allowing toy guns, baseball bats and balls, and countless other fun toys and games that
kids throughout all of human existence, in some form or another, have used for play.
Along with all of the above, my school wouldn't let the younger kids climb too high on the
playground equipment. It was on the playground, but they couldn't use it! The learning
experiences of play are severely curtailed. Instead of the exhilaration and pride felt
upon mastering developmental skills, kids learn hesitancy and fearfulness.
* I was having a mundane conversation with a teacher. A child was sitting close by,
timidly watching us. In a spiteful tone of voice this teacher says to him, "We're not
talking to you; mind your own business."

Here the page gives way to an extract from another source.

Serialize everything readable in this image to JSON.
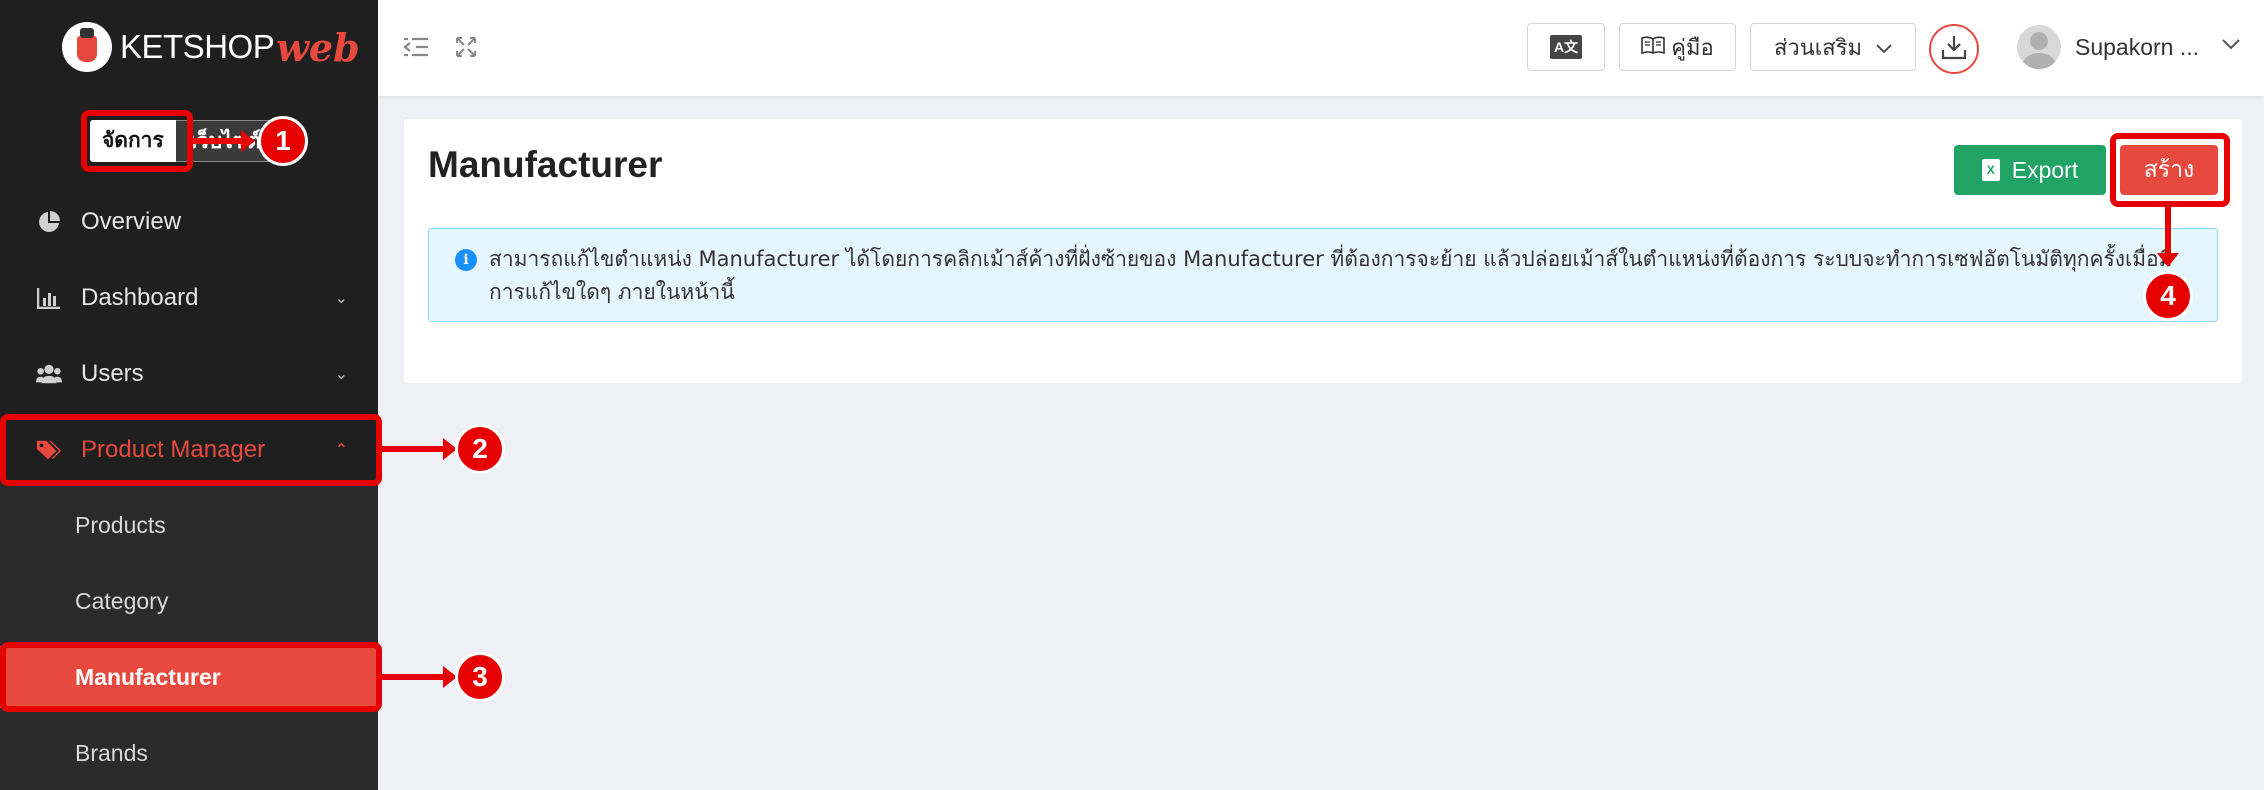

The child immediately looks down and tries to be invisible. The child learns not to be
curious about what adults are saying and doing -- which is natural for children. He learns
it is fine to speak to someone with harshness and contempt.
* Kids have no privacy. There is nowhere to go to be alone -- even the private act of
going to the bathroom requires permission and often surveillance, and the child had better
HURRY UP and finish and get back to class!
Children learn to be uncomfortable with being alone. They have problems taking initiative
without asking an authority figure what to do.
* There is no time for the child to discover what he or she loves. All time is taken up by
what others deem to be useful or appropriate.
One child I know of always had a messy desk and had trouble writing neatly. The teachers
were always reprimanding him for this. One day he asked me if he could read a book to me.
We sat in the corner while he read perfectly from The Lord of the Rings. He was 9 years
The child learns that what he loves is unimportant and secondary to what others think is
significant. After a while, what he loves is so buried, it is barely -- if at all --
accessible, especially to himself.
* Kids being constantly told: "You need to learn this because you may use it when
you're an adult." Or: "Follow directions without questioning because when you
have a job, your boss is going to expect you to do as you are told."
The student learns that for the rest of her life, she'll be a subordinant -- always being
told what to do -- never being the boss herself. She learns that the present moment means
nothing other than to provide for some obscure time or reason in the future.
* Creativity, self-initiative, and originality are stamped out. All art classes (or other
extracurricular classes) require kids to construct replicas of what the teacher makes.
Successful artists, poets, and writers are not created within the public schools -- they
survive and prosper in spite of their schooling. Again, a child learns that ingenuity is
not something to be valued.
Why is it that very few people are aware of what's happening to kids in the government
schools? One reason is that most of us went to public schools so we don't even notice the
huge detrimental impact they have on kids, families, and society. I think kids are
retaliating with a deadly violence (Columbine, for example) to a system that mercilessly
Another reason, of course, is that the government should never have gotten involved in the
business of education in the first place. The vast bureaucratic system of government
schooling, like any dictatorial establishment, must fail. Let's hope so -- for the kids'
* References: Gatto, J. (2000). The Underground History of American Education: New York:
The Oxford Village Press.